While the tools are the same, the sections and distribution names are notably different between Ubuntu & Debian (and presumably other Debian-based distros).

For example, a Lua library's debian/control file for Debian might use

 Section: contrib/libdevel

while Ubuntu would use

 Section: universe/interpreters

What is the best way to make deb files for each when "universe" doesn't exist in Debian and "contrib" doesn't exist in Ubuntu given that the tools seem to all act upon a single source/config directory: debian? How does one reconcile this?

Note: this question also applies to changelog entries.

closed as off-topic by Tero Kilkanen, kasperd, mdpc, rnxrx, gWaldo Jan 19 '17 at 13:49

This question appears to be off-topic. The users who voted to close gave this specific reason:

  • "Questions on Server Fault must be about managing information technology systems in a business environment. Home and end-user computing questions may be asked on Super User, and questions about development, testing and development tools may be asked on Stack Overflow." – mdpc, gWaldo
If this question can be reworded to fit the rules in the help center, please edit the question.


Usually when I need to do this, I create separate debian/* directories for each system I'm supporting. You could store them in lots of different ways: perhaps a dedicated source code repository called "packaging" that contains the directories for each system. You can then use a build or CI system (like Jenkins, Travis CI, or similar) to download your application's source code, download the packaging code for the system you are building the package for, and start the build process.

A tool you may want to take a look at to help make this easier is pbuilder which makes it easy to build a package for many different versions of Debian or Ubuntu by making use of chroots.

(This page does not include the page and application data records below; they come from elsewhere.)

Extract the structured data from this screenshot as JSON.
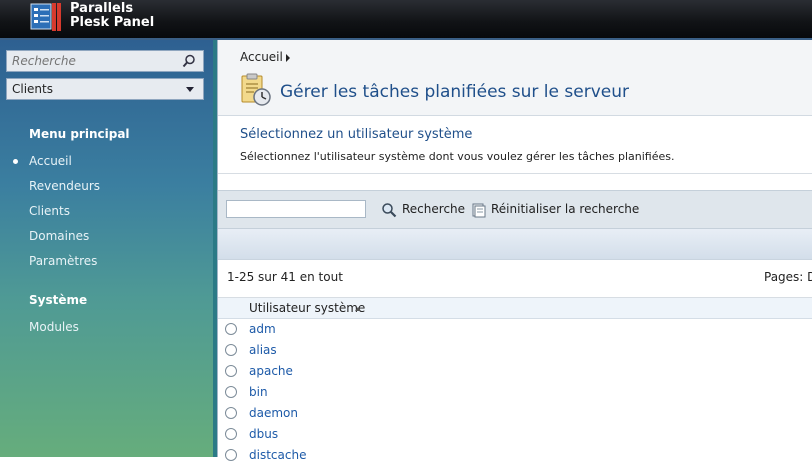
{
  "header": {
    "brand_line1": "Parallels",
    "brand_line2": "Plesk Panel",
    "colors": {
      "bar": "#0d0f12",
      "logo_blue": "#2c6fb7",
      "logo_red": "#d63a2e"
    }
  },
  "sidebar": {
    "search_placeholder": "Recherche",
    "select_value": "Clients",
    "main_menu_heading": "Menu principal",
    "items": [
      {
        "label": "Accueil",
        "active": true
      },
      {
        "label": "Revendeurs"
      },
      {
        "label": "Clients"
      },
      {
        "label": "Domaines"
      },
      {
        "label": "Paramètres"
      }
    ],
    "system_heading": "Système",
    "system_items": [
      {
        "label": "Modules"
      }
    ]
  },
  "main": {
    "breadcrumb": "Accueil",
    "page_title": "Gérer les tâches planifiées sur le serveur",
    "section_title": "Sélectionnez un utilisateur système",
    "section_desc": "Sélectionnez l'utilisateur système dont vous voulez gérer les tâches planifiées.",
    "filter": {
      "search_value": "",
      "search_label": "Recherche",
      "reset_label": "Réinitialiser la recherche"
    },
    "count_text": "1-25 sur 41 en tout",
    "pages_text": "Pages: Dé",
    "table": {
      "column": "Utilisateur système",
      "rows": [
        "adm",
        "alias",
        "apache",
        "bin",
        "daemon",
        "dbus",
        "distcache"
      ]
    }
  }
}
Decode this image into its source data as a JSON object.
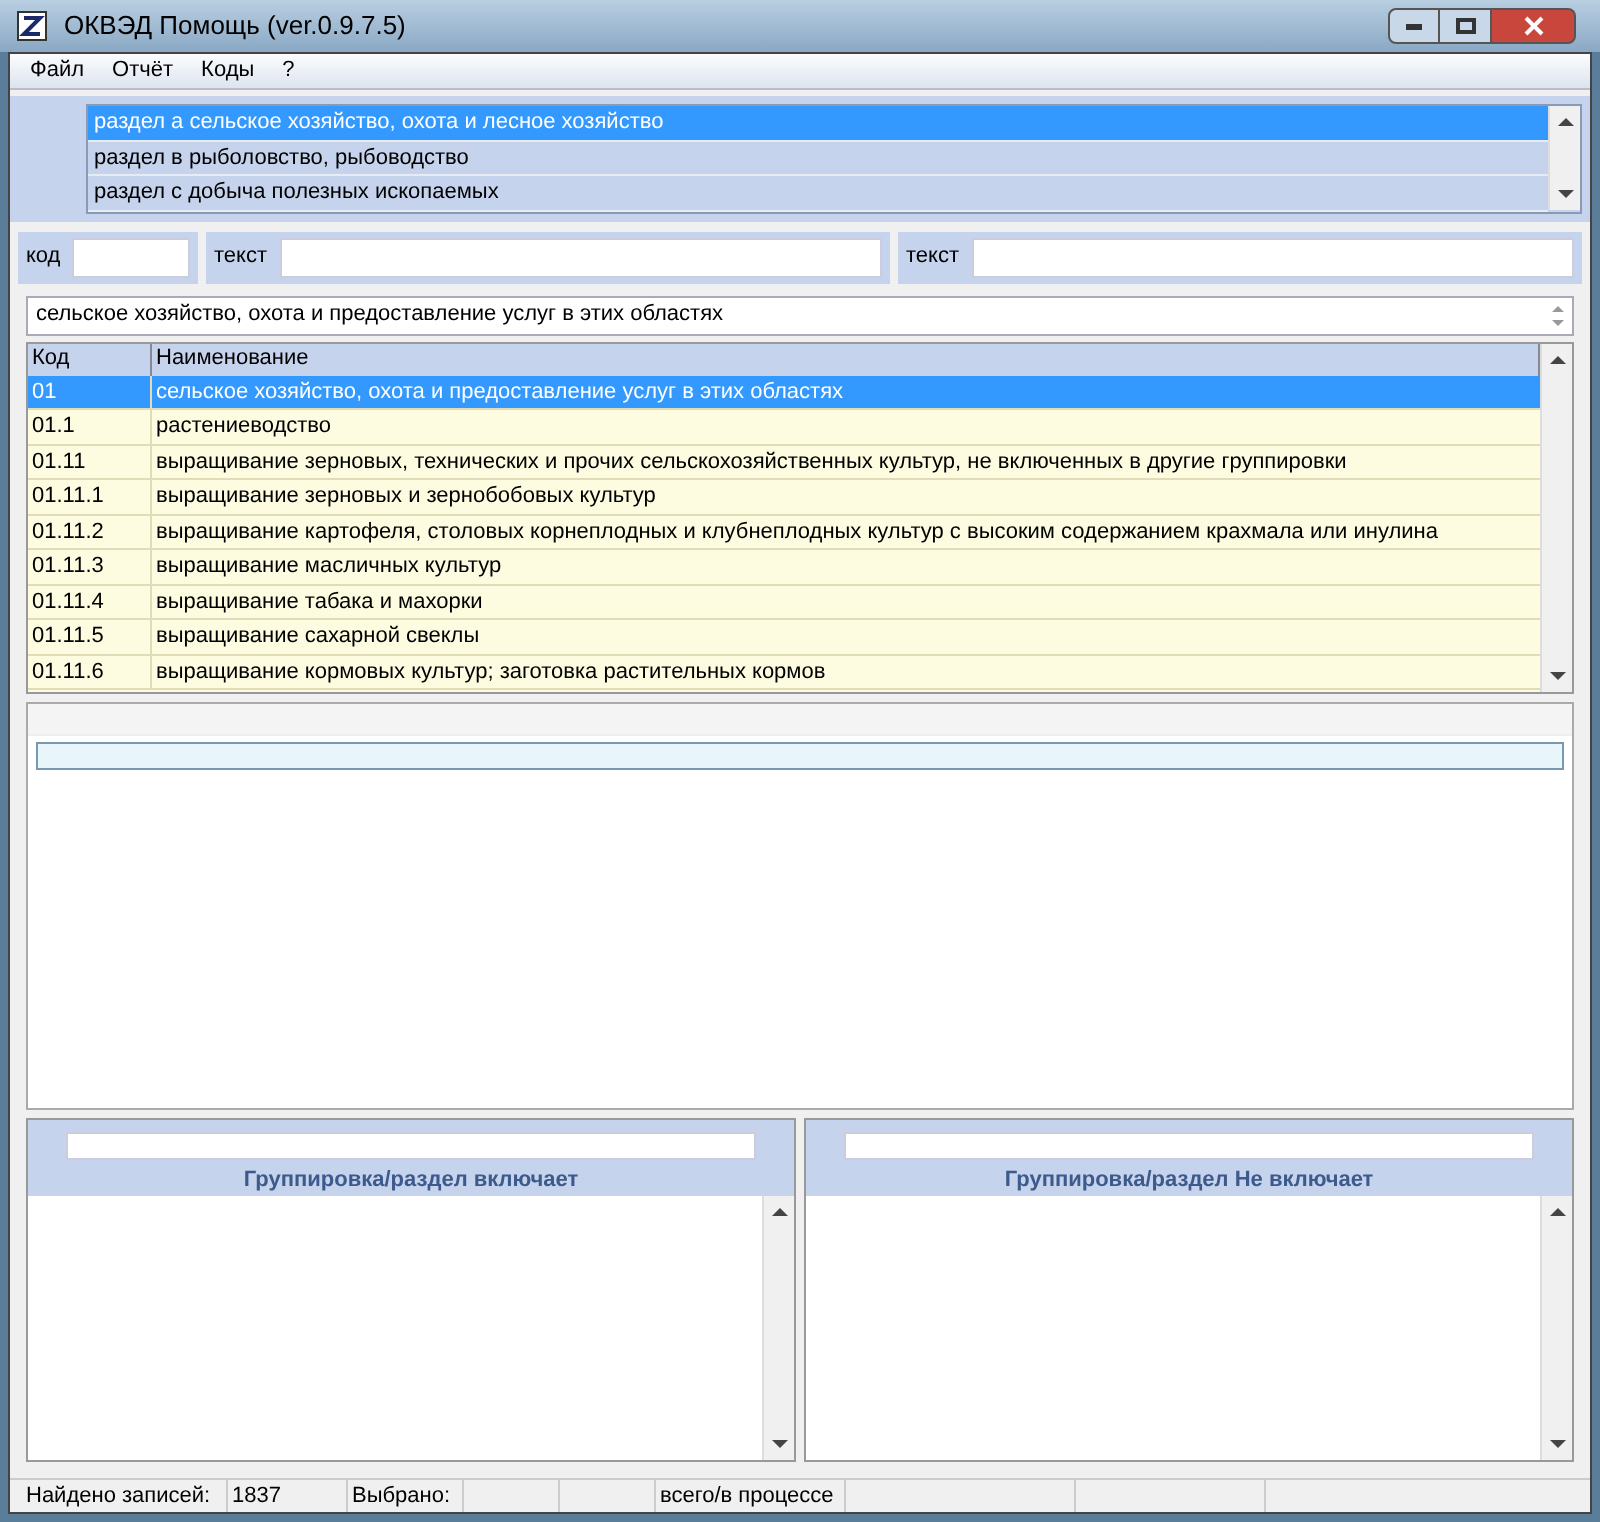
{
  "window": {
    "title": "ОКВЭД Помощь (ver.0.9.7.5)"
  },
  "menu": [
    "Файл",
    "Отчёт",
    "Коды",
    "?"
  ],
  "sections": [
    {
      "label": "раздел а сельское хозяйство, охота и лесное хозяйство",
      "selected": true
    },
    {
      "label": "раздел в рыболовство, рыбоводство",
      "selected": false
    },
    {
      "label": "раздел с добыча полезных ископаемых",
      "selected": false
    }
  ],
  "search": [
    {
      "label": "код"
    },
    {
      "label": "текст"
    },
    {
      "label": "текст"
    }
  ],
  "description": {
    "value": "сельское хозяйство, охота и предоставление услуг в этих областях"
  },
  "table": {
    "columns": [
      "Код",
      "Наименование"
    ],
    "rows": [
      {
        "code": "01",
        "name": "сельское хозяйство, охота и предоставление услуг в этих областях",
        "selected": true
      },
      {
        "code": "01.1",
        "name": "растениеводство",
        "selected": false
      },
      {
        "code": "01.11",
        "name": "выращивание зерновых, технических и прочих сельскохозяйственных культур, не включенных в другие группировки",
        "selected": false
      },
      {
        "code": "01.11.1",
        "name": "выращивание зерновых и зернобобовых культур",
        "selected": false
      },
      {
        "code": "01.11.2",
        "name": "выращивание картофеля, столовых корнеплодных и клубнеплодных культур с высоким содержанием крахмала или инулина",
        "selected": false
      },
      {
        "code": "01.11.3",
        "name": "выращивание масличных культур",
        "selected": false
      },
      {
        "code": "01.11.4",
        "name": "выращивание табака и махорки",
        "selected": false
      },
      {
        "code": "01.11.5",
        "name": "выращивание сахарной свеклы",
        "selected": false
      },
      {
        "code": "01.11.6",
        "name": "выращивание кормовых культур; заготовка растительных кормов",
        "selected": false
      }
    ]
  },
  "panels": [
    {
      "title": "Группировка/раздел включает"
    },
    {
      "title": "Группировка/раздел Не включает"
    }
  ],
  "progress": {
    "level": 0
  },
  "status_bar": [
    "Найдено записей:",
    "1837",
    "Выбрано:",
    "всего/в процессе"
  ]
}
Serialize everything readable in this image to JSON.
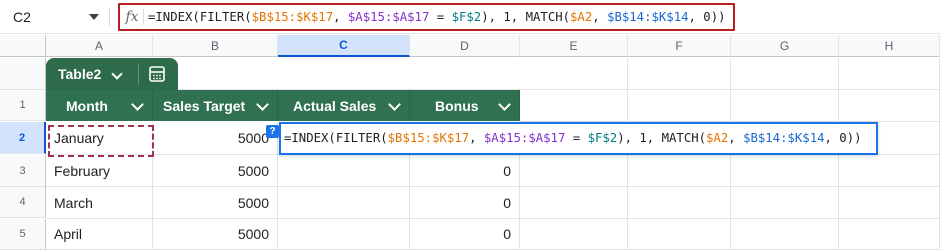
{
  "formula_bar": {
    "name_box": "C2",
    "fx_label": "fx",
    "tokens": [
      {
        "text": "=INDEX(FILTER(",
        "color": "#202124"
      },
      {
        "text": "$B$15:$K$17",
        "color": "#e37400"
      },
      {
        "text": ", ",
        "color": "#202124"
      },
      {
        "text": "$A$15:$A$17",
        "color": "#8430ce"
      },
      {
        "text": " = ",
        "color": "#202124"
      },
      {
        "text": "$F$2",
        "color": "#007b83"
      },
      {
        "text": "), 1, MATCH(",
        "color": "#202124"
      },
      {
        "text": "$A2",
        "color": "#e37400"
      },
      {
        "text": ", ",
        "color": "#202124"
      },
      {
        "text": "$B$14:$K$14",
        "color": "#1967d2"
      },
      {
        "text": ", 0))",
        "color": "#202124"
      }
    ]
  },
  "columns": [
    "A",
    "B",
    "C",
    "D",
    "E",
    "F",
    "G",
    "H"
  ],
  "rows": [
    "1",
    "2",
    "3",
    "4",
    "5"
  ],
  "table": {
    "name": "Table2",
    "headers": [
      "Month",
      "Sales Target",
      "Actual Sales",
      "Bonus"
    ],
    "body": [
      {
        "month": "January",
        "target": "5000",
        "actual": "",
        "bonus": ""
      },
      {
        "month": "February",
        "target": "5000",
        "actual": "",
        "bonus": "0"
      },
      {
        "month": "March",
        "target": "5000",
        "actual": "",
        "bonus": "0"
      },
      {
        "month": "April",
        "target": "5000",
        "actual": "",
        "bonus": "0"
      }
    ]
  },
  "editor": {
    "help_badge": "?",
    "brand_colors": {
      "table_header": "#2f7151",
      "selection": "#1a73e8",
      "highlight_frame": "#b91d1d"
    }
  }
}
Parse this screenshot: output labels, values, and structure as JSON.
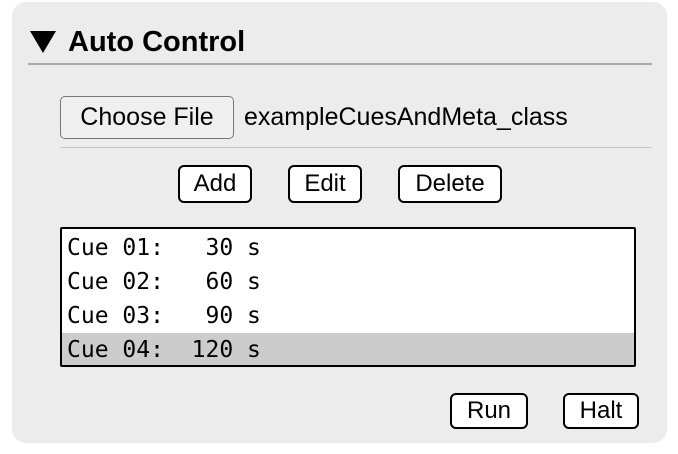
{
  "panel": {
    "title": "Auto Control",
    "collapse_icon": "triangle-down-icon"
  },
  "file": {
    "choose_label": "Choose File",
    "file_name": "exampleCuesAndMeta_class"
  },
  "actions": {
    "add_label": "Add",
    "edit_label": "Edit",
    "delete_label": "Delete"
  },
  "cues": [
    {
      "text": "Cue 01:   30 s",
      "selected": false
    },
    {
      "text": "Cue 02:   60 s",
      "selected": false
    },
    {
      "text": "Cue 03:   90 s",
      "selected": false
    },
    {
      "text": "Cue 04:  120 s",
      "selected": true
    }
  ],
  "controls": {
    "run_label": "Run",
    "halt_label": "Halt"
  },
  "colors": {
    "panel_bg": "#ececec",
    "selection_bg": "#cccccc"
  }
}
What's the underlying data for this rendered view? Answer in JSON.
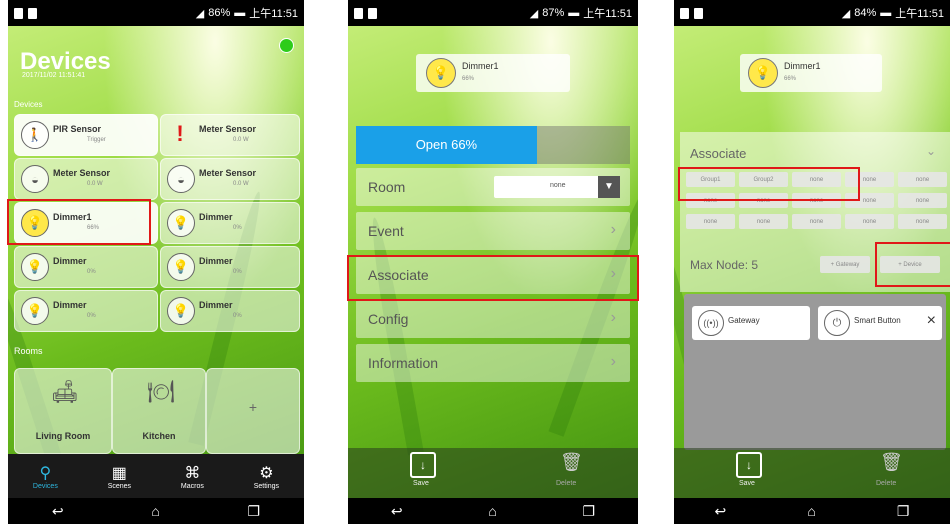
{
  "phone1": {
    "status": {
      "battery": "86%",
      "time": "上午11:51"
    },
    "title": "Devices",
    "subtitle": "2017/11/02 11:51:41",
    "section_devices": "Devices",
    "tiles": [
      {
        "name": "PIR Sensor",
        "sub": "Trigger"
      },
      {
        "name": "Meter Sensor",
        "sub": "0.0 W"
      },
      {
        "name": "Meter Sensor",
        "sub": "0.0 W"
      },
      {
        "name": "Meter Sensor",
        "sub": "0.0 W"
      },
      {
        "name": "Dimmer1",
        "sub": "66%"
      },
      {
        "name": "Dimmer",
        "sub": "0%"
      },
      {
        "name": "Dimmer",
        "sub": "0%"
      },
      {
        "name": "Dimmer",
        "sub": "0%"
      },
      {
        "name": "Dimmer",
        "sub": "0%"
      },
      {
        "name": "Dimmer",
        "sub": "0%"
      }
    ],
    "section_rooms": "Rooms",
    "rooms": [
      "Living Room",
      "Kitchen",
      "+"
    ],
    "tabs": [
      "Devices",
      "Scenes",
      "Macros",
      "Settings"
    ]
  },
  "phone2": {
    "status": {
      "battery": "87%",
      "time": "上午11:51"
    },
    "device": {
      "name": "Dimmer1",
      "sub": "66%"
    },
    "open_label": "Open 66%",
    "menu": [
      "Room",
      "Event",
      "Associate",
      "Config",
      "Information"
    ],
    "room_value": "none",
    "save": "Save",
    "delete": "Delete"
  },
  "phone3": {
    "status": {
      "battery": "84%",
      "time": "上午11:51"
    },
    "device": {
      "name": "Dimmer1",
      "sub": "66%"
    },
    "associate": "Associate",
    "grid": [
      "Group1",
      "Group2",
      "none",
      "none",
      "none",
      "none",
      "none",
      "none",
      "none",
      "none",
      "none",
      "none",
      "none",
      "none",
      "none"
    ],
    "max_node": "Max Node: 5",
    "add_gateway": "+ Gateway",
    "add_device": "+ Device",
    "nodes": [
      "Gateway",
      "Smart Button"
    ],
    "close": "×",
    "save": "Save",
    "delete": "Delete"
  }
}
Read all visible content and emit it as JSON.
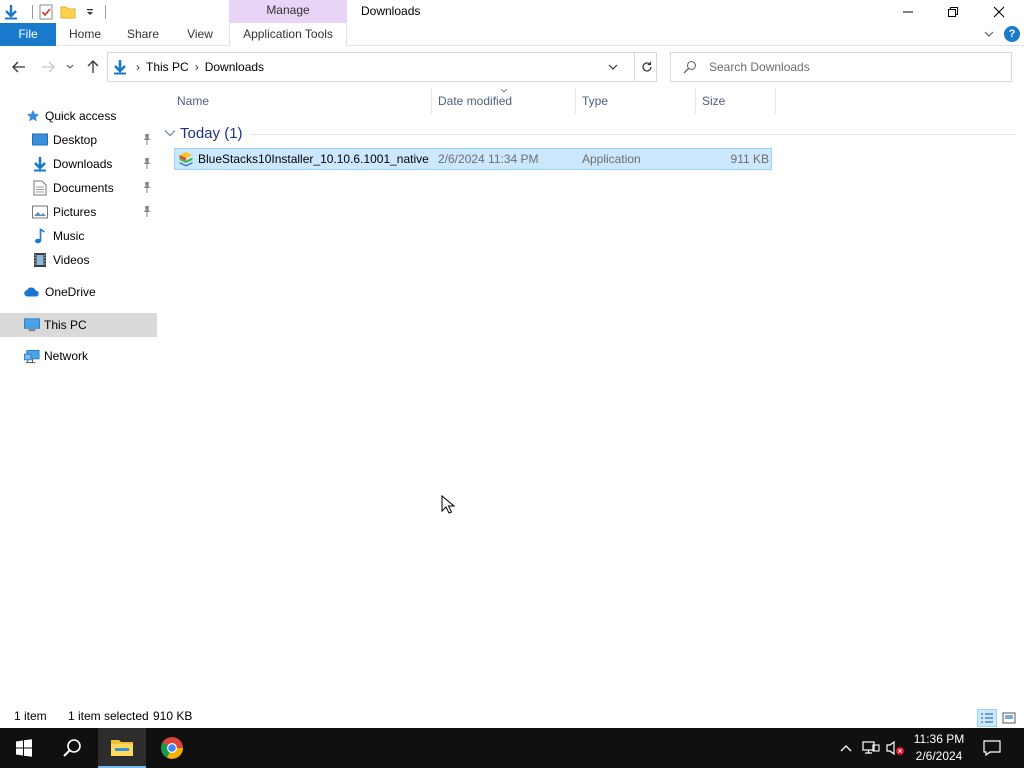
{
  "window": {
    "title": "Downloads",
    "contextual_group": "Manage",
    "minimize_label": "—",
    "restore_label": "❐",
    "close_label": "✕"
  },
  "ribbon": {
    "tabs": [
      "File",
      "Home",
      "Share",
      "View",
      "Application Tools"
    ],
    "help": "?"
  },
  "address": {
    "crumbs": [
      "This PC",
      "Downloads"
    ],
    "separator": "›"
  },
  "search": {
    "placeholder": "Search Downloads"
  },
  "nav_pane": {
    "items": [
      {
        "label": "Quick access",
        "icon": "star-icon"
      },
      {
        "label": "Desktop",
        "icon": "desktop-icon",
        "pinned": true
      },
      {
        "label": "Downloads",
        "icon": "downloads-icon",
        "pinned": true
      },
      {
        "label": "Documents",
        "icon": "documents-icon",
        "pinned": true
      },
      {
        "label": "Pictures",
        "icon": "pictures-icon",
        "pinned": true
      },
      {
        "label": "Music",
        "icon": "music-icon"
      },
      {
        "label": "Videos",
        "icon": "videos-icon"
      },
      {
        "label": "OneDrive",
        "icon": "onedrive-icon"
      },
      {
        "label": "This PC",
        "icon": "this-pc-icon",
        "selected": true
      },
      {
        "label": "Network",
        "icon": "network-icon"
      }
    ]
  },
  "file_list": {
    "columns": [
      "Name",
      "Date modified",
      "Type",
      "Size"
    ],
    "group": "Today (1)",
    "rows": [
      {
        "name": "BlueStacks10Installer_10.10.6.1001_native...",
        "date_modified": "2/6/2024 11:34 PM",
        "type": "Application",
        "size": "911 KB",
        "selected": true
      }
    ]
  },
  "status_bar": {
    "item_count": "1 item",
    "selection": "1 item selected",
    "selection_size": "910 KB"
  },
  "taskbar": {
    "time": "11:36 PM",
    "date": "2/6/2024"
  },
  "colors": {
    "accent": "#1979ca",
    "selection_fill": "#cce8ff",
    "selection_border": "#99d1ff",
    "contextual_tab": "#e8d4f7",
    "group_header": "#1e3287",
    "taskbar": "#101010"
  }
}
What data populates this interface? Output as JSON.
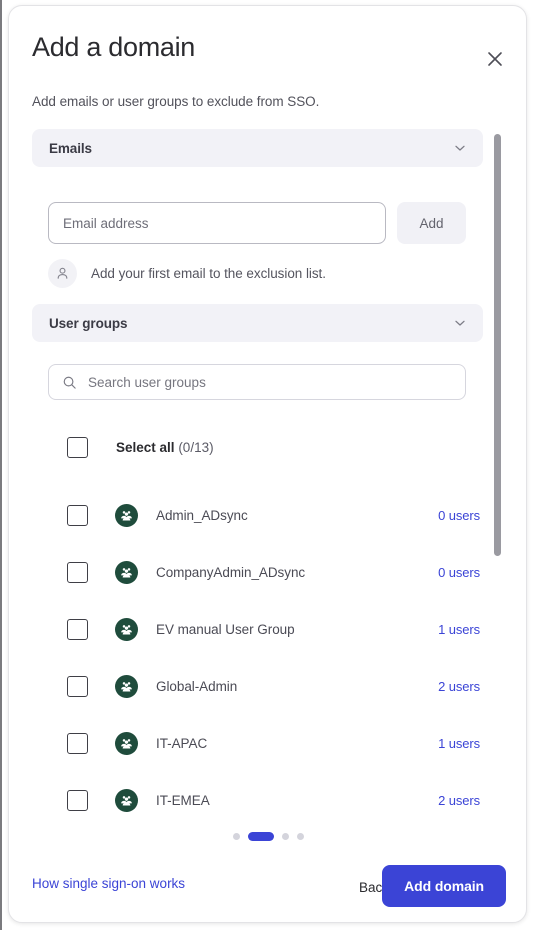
{
  "dialog": {
    "title": "Add a domain",
    "subtitle": "Add emails or user groups to exclude from SSO.",
    "close_icon": "close-icon"
  },
  "sections": {
    "emails": {
      "label": "Emails",
      "chevron_icon": "chevron-down-icon",
      "email_input_placeholder": "Email address",
      "email_input_value": "",
      "add_label": "Add",
      "empty_hint": "Add your first email to the exclusion list.",
      "empty_hint_icon": "person-icon"
    },
    "user_groups": {
      "label": "User groups",
      "chevron_icon": "chevron-down-icon",
      "search_placeholder": "Search user groups",
      "search_value": "",
      "search_icon": "search-icon",
      "select_all_label": "Select all",
      "select_all_count": "(0/13)",
      "rows": [
        {
          "name": "Admin_ADsync",
          "users": "0 users",
          "checked": false,
          "avatar_icon": "group-icon"
        },
        {
          "name": "CompanyAdmin_ADsync",
          "users": "0 users",
          "checked": false,
          "avatar_icon": "group-icon"
        },
        {
          "name": "EV manual User Group",
          "users": "1 users",
          "checked": false,
          "avatar_icon": "group-icon"
        },
        {
          "name": "Global-Admin",
          "users": "2 users",
          "checked": false,
          "avatar_icon": "group-icon"
        },
        {
          "name": "IT-APAC",
          "users": "1 users",
          "checked": false,
          "avatar_icon": "group-icon"
        },
        {
          "name": "IT-EMEA",
          "users": "2 users",
          "checked": false,
          "avatar_icon": "group-icon"
        }
      ]
    }
  },
  "pagination": {
    "total": 4,
    "active_index": 1
  },
  "footer": {
    "help_link": "How single sign-on works",
    "back_label": "Back",
    "primary_label": "Add domain"
  },
  "colors": {
    "accent": "#3b44d6",
    "avatar_green": "#1f4c3c",
    "pill_bg": "#f2f2f7",
    "text_primary": "#2b2b2f",
    "text_secondary": "#55555f"
  }
}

I also wrote a walk through of how to use pbuilder that you may find helpful.

Not the answer you're looking for? Browse other questions tagged or ask your own question.